• **Work instructions**
All entries are to be copied verbatim, while the pictures stay out.

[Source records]

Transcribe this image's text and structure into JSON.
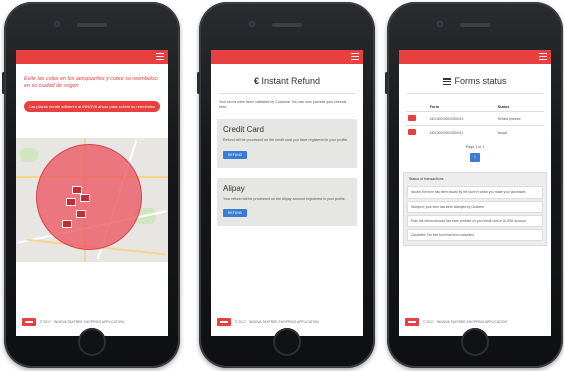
{
  "screen1": {
    "heading": "Evite las colas en los aeropuertos y cobre su reembolso en su ciudad de origen",
    "cta": "Las plazas donde adhieren al INNOVA ahora para cobrar su reembolso",
    "footer": "© 2017 · INNOVA TAXFREE SHOPPING APPLICATION"
  },
  "screen2": {
    "title_symbol": "€",
    "title": "Instant Refund",
    "intro": "Your forms have been validated by Customs! You can now process your refunds here.",
    "cards": [
      {
        "title": "Credit Card",
        "text": "Refund will be processed on the credit card you have registered in your profile.",
        "button": "REFUND"
      },
      {
        "title": "Alipay",
        "text": "Your refund will be processed on the Alipay account registered in your profile.",
        "button": "REFUND"
      }
    ],
    "footer": "© 2017 · INNOVA TAXFREE SHOPPING APPLICATION"
  },
  "screen3": {
    "title": "Forms status",
    "columns": [
      "Form",
      "Status"
    ],
    "rows": [
      {
        "form": "3421000000000000010",
        "status": "Refund proceed"
      },
      {
        "form": "3421000000000000011",
        "status": "Issued"
      }
    ],
    "pager": "Page 1 of 1",
    "pager_current": "1",
    "status_header": "Status of transactions",
    "status_items": [
      "Issued: the form has been issued by the store in which you made your purchases",
      "Stamped: your form has been stamped by Customs",
      "Paid: the refund amount has been credited on your credit card or ALIPAY account",
      "Cancelled: Tax free form has been cancelled"
    ],
    "footer": "© 2017 · INNOVA TAXFREE SHOPPING APPLICATION"
  },
  "colors": {
    "accent": "#e84040",
    "button_blue": "#3a7bd5",
    "card_bg": "#e6e7e5"
  }
}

• **Problem solution**
Transcribe this image's text and structure into JSON.
{
  "screen1": {
    "heading": "Evite las colas en los aeropuertos y cobre su reembolso en su ciudad de origen",
    "cta": "Las plazas donde adhieren al INNOVA ahora para cobrar su reembolso",
    "footer": "© 2017 · INNOVA TAXFREE SHOPPING APPLICATION"
  },
  "screen2": {
    "title_symbol": "€",
    "title": "Instant Refund",
    "intro": "Your forms have been validated by Customs! You can now process your refunds here.",
    "cards": [
      {
        "title": "Credit Card",
        "text": "Refund will be processed on the credit card you have registered in your profile.",
        "button": "REFUND"
      },
      {
        "title": "Alipay",
        "text": "Your refund will be processed on the Alipay account registered in your profile.",
        "button": "REFUND"
      }
    ],
    "footer": "© 2017 · INNOVA TAXFREE SHOPPING APPLICATION"
  },
  "screen3": {
    "title": "Forms status",
    "columns": [
      "Form",
      "Status"
    ],
    "rows": [
      {
        "form": "3421000000000000010",
        "status": "Refund proceed"
      },
      {
        "form": "3421000000000000011",
        "status": "Issued"
      }
    ],
    "pager": "Page 1 of 1",
    "pager_current": "1",
    "status_header": "Status of transactions",
    "status_items": [
      "Issued: the form has been issued by the store in which you made your purchases",
      "Stamped: your form has been stamped by Customs",
      "Paid: the refund amount has been credited on your credit card or ALIPAY account",
      "Cancelled: Tax free form has been cancelled"
    ],
    "footer": "© 2017 · INNOVA TAXFREE SHOPPING APPLICATION"
  },
  "colors": {
    "accent": "#e84040",
    "button_blue": "#3a7bd5",
    "card_bg": "#e6e7e5"
  }
}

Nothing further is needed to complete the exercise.